## Aim of the task
Drop the pictures, then extract the listing word for word.

## Input records

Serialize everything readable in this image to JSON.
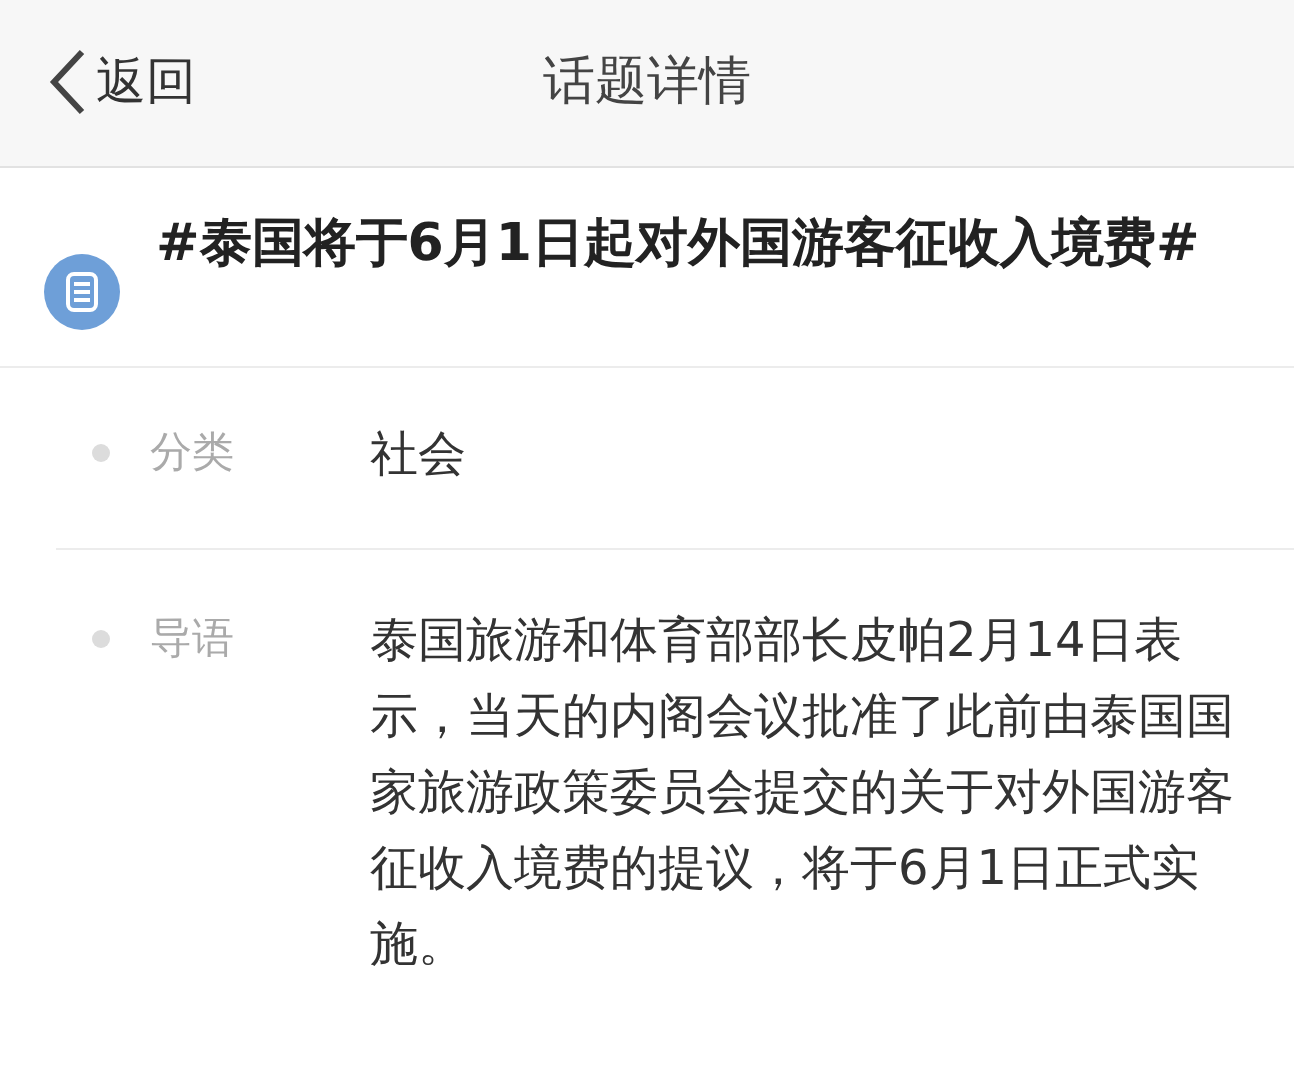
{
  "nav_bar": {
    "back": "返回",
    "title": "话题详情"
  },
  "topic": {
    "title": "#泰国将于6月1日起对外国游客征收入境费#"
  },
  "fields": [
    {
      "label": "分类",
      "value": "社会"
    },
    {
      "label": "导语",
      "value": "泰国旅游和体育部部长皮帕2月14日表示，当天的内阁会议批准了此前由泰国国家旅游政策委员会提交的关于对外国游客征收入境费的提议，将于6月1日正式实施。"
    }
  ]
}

## Task result
Serialize everything readable in this image to JSON.
{
  "nav_bar": {
    "back": "返回",
    "title": "话题详情"
  },
  "topic": {
    "title": "#泰国将于6月1日起对外国游客征收入境费#"
  },
  "fields": [
    {
      "label": "分类",
      "value": "社会"
    },
    {
      "label": "导语",
      "value": "泰国旅游和体育部部长皮帕2月14日表示，当天的内阁会议批准了此前由泰国国家旅游政策委员会提交的关于对外国游客征收入境费的提议，将于6月1日正式实施。"
    }
  ]
}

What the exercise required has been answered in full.